Some shops and restaurants saw business increase by as much as 100 percent on Sunday, retail and catering sector representatives said, as the government released the first part of its HK$5,000 spending vouchers.
People were seen flocking to convenience stores and Octopus machines at MTR stations to collect their first HK$2,000.
On an RTHK radio show on Monday, the chairwoman of the Retail Management Association, Annie Tse, said a wide range of shops, such as furniture, electrical appliance and clothing stores, had all benefited from a surge in spending.
"More people are visiting shops and sales have been boosted. Some shops are seeing business increase by at least 50 percent. Some even saw sales double," she said.

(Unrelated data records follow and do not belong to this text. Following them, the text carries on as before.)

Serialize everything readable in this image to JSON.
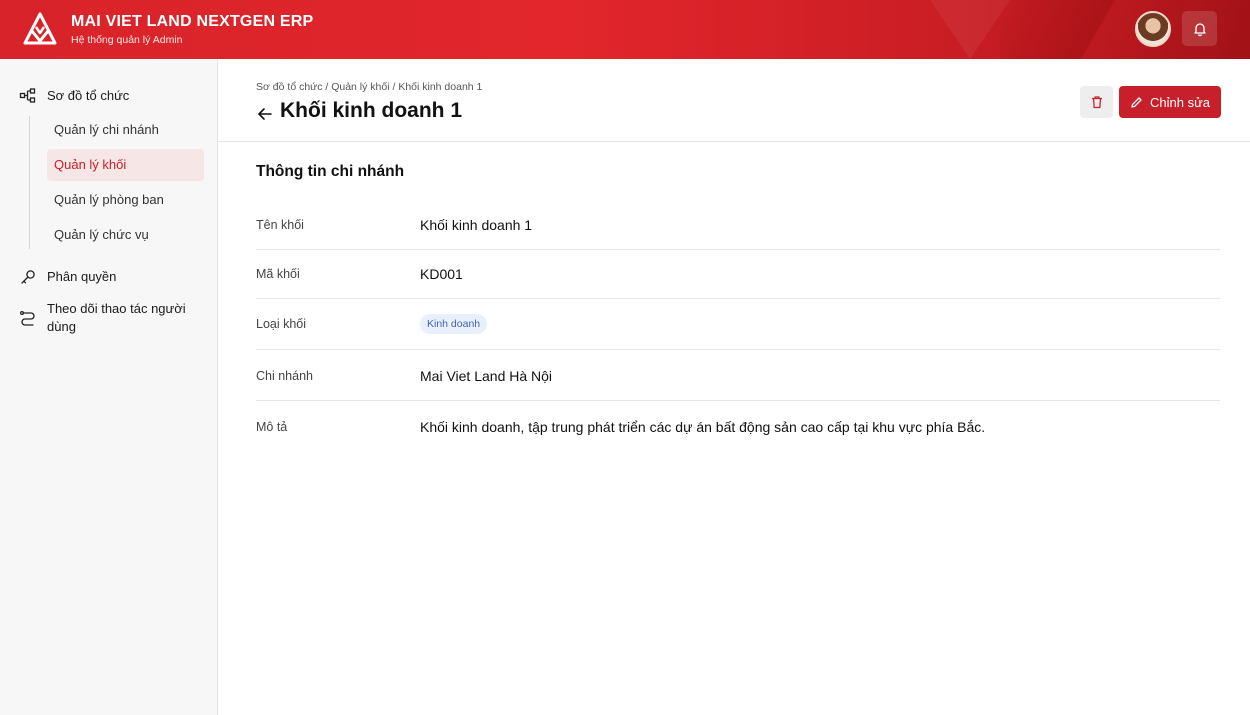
{
  "header": {
    "brand_title": "MAI VIET LAND NEXTGEN ERP",
    "brand_subtitle": "Hệ thống quản lý Admin",
    "logo_icon": "mai-viet-land-logo",
    "notification_icon": "bell-icon"
  },
  "sidebar": {
    "groups": [
      {
        "label": "Sơ đồ tổ chức",
        "icon": "org-chart-icon",
        "children": [
          {
            "label": "Quản lý chi nhánh",
            "active": false
          },
          {
            "label": "Quản lý khối",
            "active": true
          },
          {
            "label": "Quản lý phòng ban",
            "active": false
          },
          {
            "label": "Quản lý chức vụ",
            "active": false
          }
        ]
      },
      {
        "label": "Phân quyền",
        "icon": "key-icon"
      },
      {
        "label": "Theo dõi thao tác người dùng",
        "icon": "route-icon"
      }
    ]
  },
  "main": {
    "breadcrumb": "Sơ đồ tổ chức / Quản lý khối / Khối kinh doanh 1",
    "title": "Khối kinh doanh 1",
    "edit_label": "Chỉnh sửa",
    "section_title": "Thông tin chi nhánh",
    "fields": [
      {
        "label": "Tên khối",
        "value": "Khối kinh doanh 1"
      },
      {
        "label": "Mã khối",
        "value": "KD001"
      },
      {
        "label": "Loại khối",
        "value": "Kinh doanh"
      },
      {
        "label": "Chi nhánh",
        "value": "Mai Viet Land Hà Nội"
      },
      {
        "label": "Mô tả",
        "value": "Khối kinh doanh, tập trung phát triển các dự án bất động sản cao cấp tại khu vực phía Bắc."
      }
    ]
  },
  "colors": {
    "brand_red": "#c8202a",
    "active_bg": "#f7e6e6",
    "tag_bg": "#eaf0fb",
    "tag_text": "#3c64b8"
  }
}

Tse estimated that the retail sector could see a growth in business in the low double-digits in the coming months thanks to the vouchers.

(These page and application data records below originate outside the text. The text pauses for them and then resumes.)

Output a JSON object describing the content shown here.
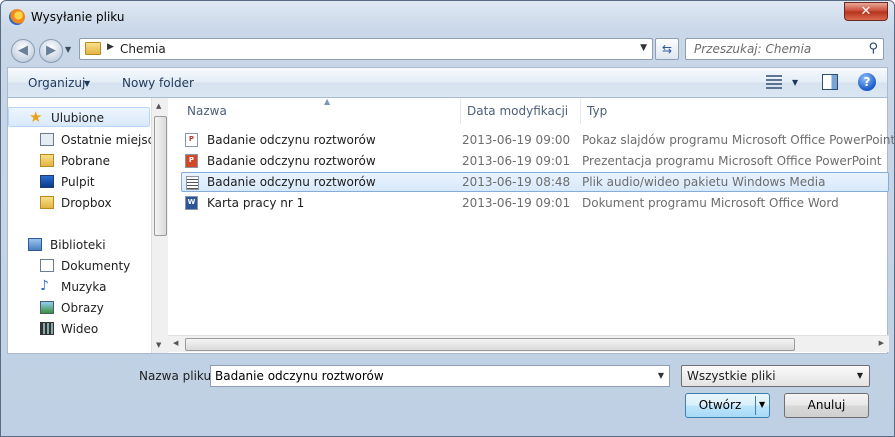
{
  "window": {
    "title": "Wysyłanie pliku",
    "close_label": "✕"
  },
  "address": {
    "path": "Chemia",
    "search_placeholder": "Przeszukaj: Chemia"
  },
  "toolbar": {
    "organize_label": "Organizuj",
    "new_folder_label": "Nowy folder"
  },
  "nav": {
    "favorites_label": "Ulubione",
    "favorites": [
      {
        "label": "Ostatnie miejsca",
        "icon": "recent-places-icon"
      },
      {
        "label": "Pobrane",
        "icon": "downloads-folder-icon"
      },
      {
        "label": "Pulpit",
        "icon": "desktop-icon"
      },
      {
        "label": "Dropbox",
        "icon": "dropbox-folder-icon"
      }
    ],
    "libraries_label": "Biblioteki",
    "libraries": [
      {
        "label": "Dokumenty",
        "icon": "documents-icon"
      },
      {
        "label": "Muzyka",
        "icon": "music-icon"
      },
      {
        "label": "Obrazy",
        "icon": "pictures-icon"
      },
      {
        "label": "Wideo",
        "icon": "video-icon"
      }
    ]
  },
  "columns": {
    "name": "Nazwa",
    "date": "Data modyfikacji",
    "type": "Typ"
  },
  "files": [
    {
      "name": "Badanie odczynu roztworów",
      "date": "2013-06-19 09:00",
      "type": "Pokaz slajdów programu Microsoft Office PowerPoint",
      "icon": "powerpoint-show-icon",
      "selected": false
    },
    {
      "name": "Badanie odczynu roztworów",
      "date": "2013-06-19 09:01",
      "type": "Prezentacja programu Microsoft Office PowerPoint",
      "icon": "powerpoint-presentation-icon",
      "selected": false
    },
    {
      "name": "Badanie odczynu roztworów",
      "date": "2013-06-19 08:48",
      "type": "Plik audio/wideo pakietu Windows Media",
      "icon": "media-file-icon",
      "selected": true
    },
    {
      "name": "Karta pracy nr 1",
      "date": "2013-06-19 09:01",
      "type": "Dokument programu Microsoft Office Word",
      "icon": "word-document-icon",
      "selected": false
    }
  ],
  "footer": {
    "filename_label": "Nazwa pliku:",
    "filename_value": "Badanie odczynu roztworów",
    "filter_value": "Wszystkie pliki",
    "open_label": "Otwórz",
    "cancel_label": "Anuluj"
  }
}
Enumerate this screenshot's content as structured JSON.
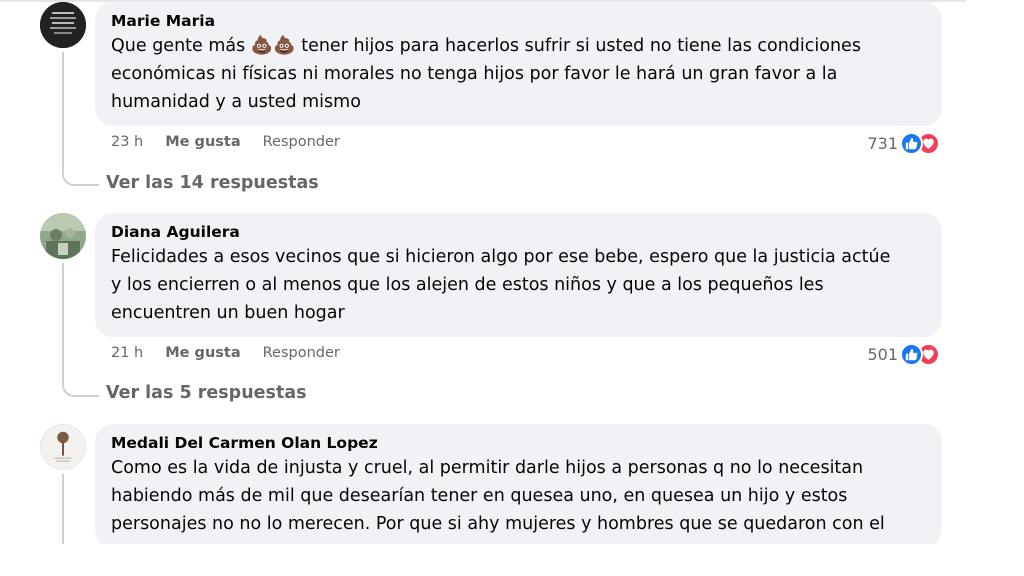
{
  "comments": [
    {
      "author": "Marie Maria",
      "text_before_emoji": "Que gente más ",
      "emoji": "💩💩",
      "text_after_emoji": " tener hijos para hacerlos sufrir si usted no tiene las condiciones",
      "text_line2": "económicas ni físicas ni morales no tenga hijos por favor le hará un gran favor a la",
      "text_line3": "humanidad y a usted mismo",
      "time": "23 h",
      "like_label": "Me gusta",
      "reply_label": "Responder",
      "reaction_count": "731",
      "view_replies": "Ver las 14 respuestas"
    },
    {
      "author": "Diana Aguilera",
      "text_line1": "Felicidades a esos vecinos que si hicieron algo por ese bebe, espero que la justicia actúe",
      "text_line2": "y los encierren o al menos que los alejen de estos niños y que a los pequeños les",
      "text_line3": "encuentren un buen hogar",
      "time": "21 h",
      "like_label": "Me gusta",
      "reply_label": "Responder",
      "reaction_count": "501",
      "view_replies": "Ver las 5 respuestas"
    },
    {
      "author": "Medali Del Carmen Olan Lopez",
      "text_line1": "Como es la vida de injusta y cruel, al permitir darle hijos a personas q no lo necesitan",
      "text_line2": "habiendo más de mil que desearían tener en quesea uno, en quesea un hijo y estos",
      "text_line3": "personajes no no lo merecen. Por que si ahy mujeres y hombres que se quedaron con el"
    }
  ],
  "icons": {
    "like": "thumbs-up-icon",
    "love": "heart-icon"
  },
  "colors": {
    "like": "#1877f2",
    "love": "#f33e58",
    "bubble": "#f0f2f5",
    "meta": "#65676b"
  }
}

She said she noticed that some shops had introduced an extra two percent service charge for digital payments, but said most had actually offered discounts to attract customers.
Speaking on the same show, Simon Wong from the Institution of Dining Art said restaurants had already seen business rise by 10 percent.

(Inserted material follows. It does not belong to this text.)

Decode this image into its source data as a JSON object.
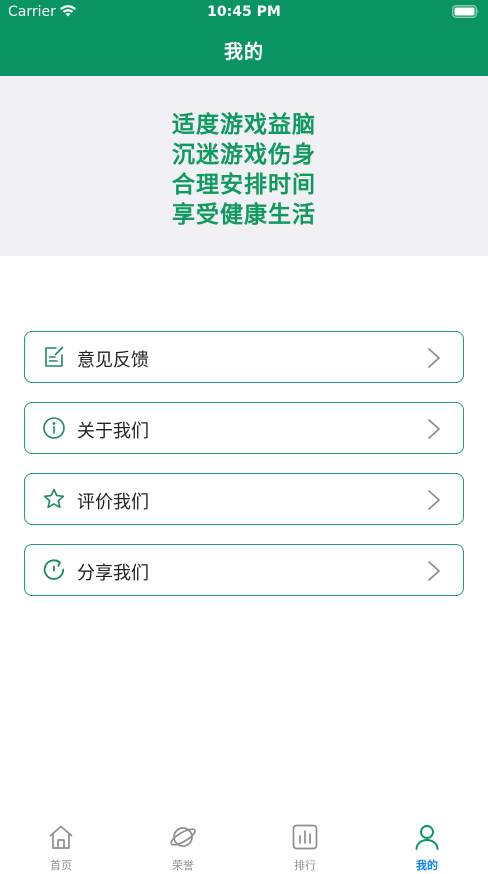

He said he expected around HK$10 billion to HK$15 billion of the government's HK$36 billion voucher scheme to be spent on his sector.
Wong added that some restaurants might have put prices up, but he attributed this to a rise in global food costs in recent months.
Meanwhile, an official at the financial secretary's office said the government does not encourage shops to increase prices or introduce extra service fees due to the spending vouchers.
Jessie Wong from the budget and tax policy unit said shops risk having their e-payment service contracts terminated by service providers if they introduce extra fees.
Consumers are very smart and will compare prices before making purchases, she said.
She also warned people against cashing out the vouchers, saying shops who let people do this may be blacklisted and law enforcement could act if any illegal activities are involved.